Trees can cope with just about anything nature throws at them. They can weather stormy conditions, survive harsh winters, and endure scorching summers. Most tree species will even adapt to environmental changes to increase their chances of survival.
However, that doesn’t make them indestructible. A transplanted tree, for example, will often succumb to tree transplant shock.
As a top choice for excellent tree services in Griffin, GA, and beyond, we’ll highlight what you need to know about transplant shock.
What Causes Transplant Shock?
In the same way as moving from one town to another may stress you, trees undergo a period of stress when uprooted from a nursery, potted up, and replanted in a different location.
A stressed tree will often exhibit drought-like symptoms that may get out of hand and kill the tree in severe cases.
The primary sources of stress for a tree during the moving process are usually root damage and changing environmental conditions. Roots inevitably incur damage when someone cuts them down to fit them into a container. When that happens, the newly planted tree must rely on a smaller root system for nourishment. Add to this the potentially incompatible conditions (climatic changes, infertile soil, and limited space in the planting hole) in the new location, and it starts to make more sense how transplanting may heighten a tree’s stress levels.
Symptoms of Tree Transplant Shock
A tree undergoing transplant shock may exhibit several symptoms, including:
- Wilting or falling leaves and flowers
- Leaves that turn brown
- Dying branches
- In severe cases, death
If you notice the symptoms above on a newly planted yet sufficiently watered tree, transplant shock is the likely culprit. Tree transplant shock can also compromise a tree’s overall health and make it more susceptible to pest infestations and diseases.
How to Avoid Transplant Shock
Fortunately, you can take several steps before and after planting to minimize the impact and help your newly planted tree to recover from transplant shock.
To prepare for planting, you should:
- Choose the right tree for the new location. Understanding the unique requirements of trees allows you to match the right tree species with your property’s conditions. That way, you can reduce transplant stress. A certified arborist can assess your yard and recommend suitable tree species.
- Pick a native tree. Native trees will easily adapt and recover after a transplant because they have evolved to local climatic and soil conditions.
- Plant at the right time of the year. Planting during spring and fall, when you have cooler weather and sufficient underground water, eases the stress on your newly planted tree.
Here’s how to care for newly planted trees:
- Ensure the tree has enough water. With fewer roots, newly planted trees may struggle to meet their water needs. Research the water needs of specific tree species to ensure the tree gets enough water to overcome the deficit.

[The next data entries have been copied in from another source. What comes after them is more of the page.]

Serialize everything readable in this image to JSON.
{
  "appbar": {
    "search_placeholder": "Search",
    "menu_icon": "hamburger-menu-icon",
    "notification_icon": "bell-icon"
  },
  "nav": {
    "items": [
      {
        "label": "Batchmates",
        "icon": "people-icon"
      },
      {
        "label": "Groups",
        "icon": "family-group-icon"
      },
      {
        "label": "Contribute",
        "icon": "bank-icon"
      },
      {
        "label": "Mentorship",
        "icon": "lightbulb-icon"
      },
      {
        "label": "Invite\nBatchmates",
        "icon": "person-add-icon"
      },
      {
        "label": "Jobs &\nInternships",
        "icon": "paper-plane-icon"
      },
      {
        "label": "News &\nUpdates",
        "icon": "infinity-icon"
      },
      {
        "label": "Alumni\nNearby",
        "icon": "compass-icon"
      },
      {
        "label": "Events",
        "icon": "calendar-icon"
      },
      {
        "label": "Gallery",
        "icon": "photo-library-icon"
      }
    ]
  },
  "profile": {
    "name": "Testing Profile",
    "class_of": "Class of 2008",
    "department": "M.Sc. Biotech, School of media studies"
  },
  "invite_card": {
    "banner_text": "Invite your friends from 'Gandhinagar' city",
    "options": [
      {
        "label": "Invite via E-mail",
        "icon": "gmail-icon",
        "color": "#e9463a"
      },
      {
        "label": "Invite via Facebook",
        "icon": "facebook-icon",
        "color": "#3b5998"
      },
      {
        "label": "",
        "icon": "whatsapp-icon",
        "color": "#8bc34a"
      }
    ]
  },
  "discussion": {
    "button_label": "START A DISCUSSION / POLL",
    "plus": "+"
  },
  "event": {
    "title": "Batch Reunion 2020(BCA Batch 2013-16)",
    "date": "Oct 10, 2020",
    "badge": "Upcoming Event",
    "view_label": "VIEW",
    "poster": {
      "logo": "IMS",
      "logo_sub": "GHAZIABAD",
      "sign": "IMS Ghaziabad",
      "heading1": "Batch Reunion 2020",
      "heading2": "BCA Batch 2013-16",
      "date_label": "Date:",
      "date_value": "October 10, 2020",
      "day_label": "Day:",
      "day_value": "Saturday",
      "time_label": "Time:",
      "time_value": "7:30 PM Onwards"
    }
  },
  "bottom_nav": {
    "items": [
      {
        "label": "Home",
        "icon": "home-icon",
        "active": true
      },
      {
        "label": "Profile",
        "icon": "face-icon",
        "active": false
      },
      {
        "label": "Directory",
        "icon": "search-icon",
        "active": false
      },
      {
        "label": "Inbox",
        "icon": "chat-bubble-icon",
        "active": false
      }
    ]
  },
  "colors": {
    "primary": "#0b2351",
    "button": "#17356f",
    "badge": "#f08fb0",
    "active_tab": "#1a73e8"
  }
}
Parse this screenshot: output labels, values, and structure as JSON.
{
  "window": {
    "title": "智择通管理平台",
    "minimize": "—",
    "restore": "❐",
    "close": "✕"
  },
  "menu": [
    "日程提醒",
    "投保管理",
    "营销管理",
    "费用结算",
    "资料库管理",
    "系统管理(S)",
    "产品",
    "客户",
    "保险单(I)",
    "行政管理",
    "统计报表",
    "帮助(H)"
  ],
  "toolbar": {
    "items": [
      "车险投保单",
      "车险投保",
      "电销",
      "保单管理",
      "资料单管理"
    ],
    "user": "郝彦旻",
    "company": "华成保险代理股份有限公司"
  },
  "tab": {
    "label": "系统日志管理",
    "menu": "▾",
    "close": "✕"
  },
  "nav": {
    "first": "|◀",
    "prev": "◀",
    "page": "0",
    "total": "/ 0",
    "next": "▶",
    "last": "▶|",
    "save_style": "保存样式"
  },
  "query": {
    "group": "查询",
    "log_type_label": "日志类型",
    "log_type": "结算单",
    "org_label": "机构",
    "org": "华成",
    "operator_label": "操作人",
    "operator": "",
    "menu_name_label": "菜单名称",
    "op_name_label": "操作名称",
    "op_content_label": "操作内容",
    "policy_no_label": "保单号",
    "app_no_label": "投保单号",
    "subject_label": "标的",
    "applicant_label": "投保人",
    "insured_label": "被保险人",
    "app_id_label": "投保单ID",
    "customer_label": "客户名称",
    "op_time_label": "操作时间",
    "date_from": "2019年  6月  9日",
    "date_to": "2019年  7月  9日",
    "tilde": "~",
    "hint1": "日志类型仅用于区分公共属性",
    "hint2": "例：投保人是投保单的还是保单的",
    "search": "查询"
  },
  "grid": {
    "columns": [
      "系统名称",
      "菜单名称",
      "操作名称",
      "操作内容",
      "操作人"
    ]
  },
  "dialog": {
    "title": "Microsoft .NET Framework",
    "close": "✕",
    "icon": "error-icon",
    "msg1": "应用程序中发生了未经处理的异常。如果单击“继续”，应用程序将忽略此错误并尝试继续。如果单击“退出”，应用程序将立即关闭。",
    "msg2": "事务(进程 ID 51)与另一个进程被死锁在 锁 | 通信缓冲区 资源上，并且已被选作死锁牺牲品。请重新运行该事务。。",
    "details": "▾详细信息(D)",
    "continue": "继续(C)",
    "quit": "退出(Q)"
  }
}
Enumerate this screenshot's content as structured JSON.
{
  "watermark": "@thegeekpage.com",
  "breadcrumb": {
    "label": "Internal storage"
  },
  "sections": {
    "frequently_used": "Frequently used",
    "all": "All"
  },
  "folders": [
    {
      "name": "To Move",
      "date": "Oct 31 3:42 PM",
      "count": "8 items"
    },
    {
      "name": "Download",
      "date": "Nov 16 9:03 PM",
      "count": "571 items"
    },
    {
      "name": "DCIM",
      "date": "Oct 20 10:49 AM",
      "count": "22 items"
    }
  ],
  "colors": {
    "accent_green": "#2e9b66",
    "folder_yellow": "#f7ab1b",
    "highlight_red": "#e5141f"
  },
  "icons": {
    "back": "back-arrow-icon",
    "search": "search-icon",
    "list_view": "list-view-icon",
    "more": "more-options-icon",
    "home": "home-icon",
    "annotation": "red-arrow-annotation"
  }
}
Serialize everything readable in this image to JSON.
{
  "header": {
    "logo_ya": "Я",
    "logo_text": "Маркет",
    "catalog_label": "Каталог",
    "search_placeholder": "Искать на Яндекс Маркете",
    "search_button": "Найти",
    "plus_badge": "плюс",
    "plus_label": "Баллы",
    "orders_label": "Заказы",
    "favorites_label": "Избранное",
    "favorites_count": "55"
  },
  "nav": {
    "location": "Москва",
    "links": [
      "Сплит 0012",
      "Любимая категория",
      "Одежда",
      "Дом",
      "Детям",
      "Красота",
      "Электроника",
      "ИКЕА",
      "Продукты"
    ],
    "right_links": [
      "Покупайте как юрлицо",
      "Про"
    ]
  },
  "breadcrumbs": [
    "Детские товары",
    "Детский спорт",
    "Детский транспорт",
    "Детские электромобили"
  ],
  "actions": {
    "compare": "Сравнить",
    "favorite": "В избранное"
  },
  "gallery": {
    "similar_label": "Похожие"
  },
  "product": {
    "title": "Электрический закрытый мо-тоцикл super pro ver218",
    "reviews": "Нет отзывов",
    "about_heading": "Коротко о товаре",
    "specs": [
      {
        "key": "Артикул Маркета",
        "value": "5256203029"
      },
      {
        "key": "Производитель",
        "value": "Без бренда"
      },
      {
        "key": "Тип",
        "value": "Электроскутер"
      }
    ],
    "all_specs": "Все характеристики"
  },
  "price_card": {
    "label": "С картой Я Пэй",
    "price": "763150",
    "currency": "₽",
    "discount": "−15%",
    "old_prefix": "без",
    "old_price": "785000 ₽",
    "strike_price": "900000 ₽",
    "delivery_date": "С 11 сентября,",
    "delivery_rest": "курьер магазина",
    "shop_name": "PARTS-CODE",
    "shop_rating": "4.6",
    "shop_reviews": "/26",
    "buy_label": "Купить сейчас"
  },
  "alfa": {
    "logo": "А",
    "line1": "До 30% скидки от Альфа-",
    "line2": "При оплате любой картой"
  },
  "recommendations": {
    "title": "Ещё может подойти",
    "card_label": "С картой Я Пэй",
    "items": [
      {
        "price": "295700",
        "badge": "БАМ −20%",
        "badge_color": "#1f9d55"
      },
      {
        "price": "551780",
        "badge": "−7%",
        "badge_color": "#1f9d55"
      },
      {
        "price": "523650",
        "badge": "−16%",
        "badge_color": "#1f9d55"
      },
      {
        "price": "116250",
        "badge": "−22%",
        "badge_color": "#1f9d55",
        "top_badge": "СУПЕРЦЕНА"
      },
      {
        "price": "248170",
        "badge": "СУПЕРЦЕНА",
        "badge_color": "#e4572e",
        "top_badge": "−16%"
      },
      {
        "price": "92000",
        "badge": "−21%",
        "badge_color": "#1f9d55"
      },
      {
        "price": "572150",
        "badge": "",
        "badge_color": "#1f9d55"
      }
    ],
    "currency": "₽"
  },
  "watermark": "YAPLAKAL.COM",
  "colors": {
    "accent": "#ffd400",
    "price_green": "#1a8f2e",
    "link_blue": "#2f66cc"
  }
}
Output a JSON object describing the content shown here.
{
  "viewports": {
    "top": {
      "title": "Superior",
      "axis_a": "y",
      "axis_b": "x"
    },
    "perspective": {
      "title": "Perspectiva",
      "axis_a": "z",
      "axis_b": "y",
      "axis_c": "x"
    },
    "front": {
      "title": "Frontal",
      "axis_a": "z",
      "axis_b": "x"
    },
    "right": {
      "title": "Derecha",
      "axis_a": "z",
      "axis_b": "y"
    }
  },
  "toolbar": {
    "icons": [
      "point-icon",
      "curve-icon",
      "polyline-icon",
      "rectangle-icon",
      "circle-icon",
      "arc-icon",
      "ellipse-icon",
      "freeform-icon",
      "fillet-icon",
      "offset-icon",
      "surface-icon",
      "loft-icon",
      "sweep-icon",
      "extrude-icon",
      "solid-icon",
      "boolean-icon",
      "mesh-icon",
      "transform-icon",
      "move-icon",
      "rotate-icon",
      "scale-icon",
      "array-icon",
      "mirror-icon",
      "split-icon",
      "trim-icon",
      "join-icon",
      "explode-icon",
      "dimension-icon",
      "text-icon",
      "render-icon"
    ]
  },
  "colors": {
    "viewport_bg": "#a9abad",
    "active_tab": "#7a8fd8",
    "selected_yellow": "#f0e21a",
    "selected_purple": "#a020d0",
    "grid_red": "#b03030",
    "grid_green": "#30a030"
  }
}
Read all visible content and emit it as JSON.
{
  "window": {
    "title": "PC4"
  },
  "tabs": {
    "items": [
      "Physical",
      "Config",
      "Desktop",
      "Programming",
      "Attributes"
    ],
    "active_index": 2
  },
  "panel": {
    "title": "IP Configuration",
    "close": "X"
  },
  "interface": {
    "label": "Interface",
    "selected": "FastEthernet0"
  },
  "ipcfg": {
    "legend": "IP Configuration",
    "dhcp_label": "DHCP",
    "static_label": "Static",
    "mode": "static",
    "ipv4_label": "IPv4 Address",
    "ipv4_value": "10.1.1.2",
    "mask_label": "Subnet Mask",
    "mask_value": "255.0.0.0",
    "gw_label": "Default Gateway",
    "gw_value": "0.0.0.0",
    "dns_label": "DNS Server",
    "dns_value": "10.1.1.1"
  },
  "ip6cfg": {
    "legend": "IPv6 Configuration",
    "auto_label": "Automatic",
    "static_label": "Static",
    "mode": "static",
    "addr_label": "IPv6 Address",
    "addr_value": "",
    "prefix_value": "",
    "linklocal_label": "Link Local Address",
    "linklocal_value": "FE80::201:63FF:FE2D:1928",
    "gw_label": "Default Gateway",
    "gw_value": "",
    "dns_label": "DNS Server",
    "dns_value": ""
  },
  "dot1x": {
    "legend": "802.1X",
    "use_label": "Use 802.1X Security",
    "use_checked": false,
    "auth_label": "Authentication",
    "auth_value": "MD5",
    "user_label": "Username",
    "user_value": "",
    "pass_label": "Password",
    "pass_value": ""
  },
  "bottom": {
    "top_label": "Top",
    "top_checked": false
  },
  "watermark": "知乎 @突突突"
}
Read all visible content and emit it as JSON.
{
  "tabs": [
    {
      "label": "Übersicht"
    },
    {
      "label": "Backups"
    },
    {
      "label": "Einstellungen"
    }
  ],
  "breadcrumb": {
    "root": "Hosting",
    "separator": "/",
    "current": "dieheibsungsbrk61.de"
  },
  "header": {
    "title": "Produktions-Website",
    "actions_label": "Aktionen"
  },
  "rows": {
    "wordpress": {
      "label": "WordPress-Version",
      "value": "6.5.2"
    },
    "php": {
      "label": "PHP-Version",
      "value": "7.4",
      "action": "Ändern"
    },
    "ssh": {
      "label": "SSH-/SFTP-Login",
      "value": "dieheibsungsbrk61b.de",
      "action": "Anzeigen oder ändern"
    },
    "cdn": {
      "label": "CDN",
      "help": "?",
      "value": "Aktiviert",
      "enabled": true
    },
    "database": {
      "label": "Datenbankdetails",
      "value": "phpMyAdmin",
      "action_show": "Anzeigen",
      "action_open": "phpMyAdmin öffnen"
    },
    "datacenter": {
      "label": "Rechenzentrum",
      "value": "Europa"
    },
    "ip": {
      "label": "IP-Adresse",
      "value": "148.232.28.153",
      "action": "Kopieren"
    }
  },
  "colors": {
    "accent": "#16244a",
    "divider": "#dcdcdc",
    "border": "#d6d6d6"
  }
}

- Apply mulch. Natural mulch spread around the tree’s base improves soil quality, helps retain soil moisture, and protects the already struggling roots from extreme temperatures.
- Avoid pruning right away. Don’t prune the tree during the first few years, as that may add stress. Prune only dead, broken, or diseased branches.
Reach Out to Your Local Tree Experts for Help
Georgia Pro Services does the hard work so you can enjoy the increased beauty, value, and functionality of your property. We offer various residential and commercial tree services, including:
- Tree removal and consultation
- Emergency storm services
- Tree trimming and pruning
- Commercial property management
Call Georgia Pro Services at (404) 751-8743 for more information about tree transplant shock and tips on recognizing an unhealthy tree. We offer free estimates for tree services in Griffin, GA, and beyond.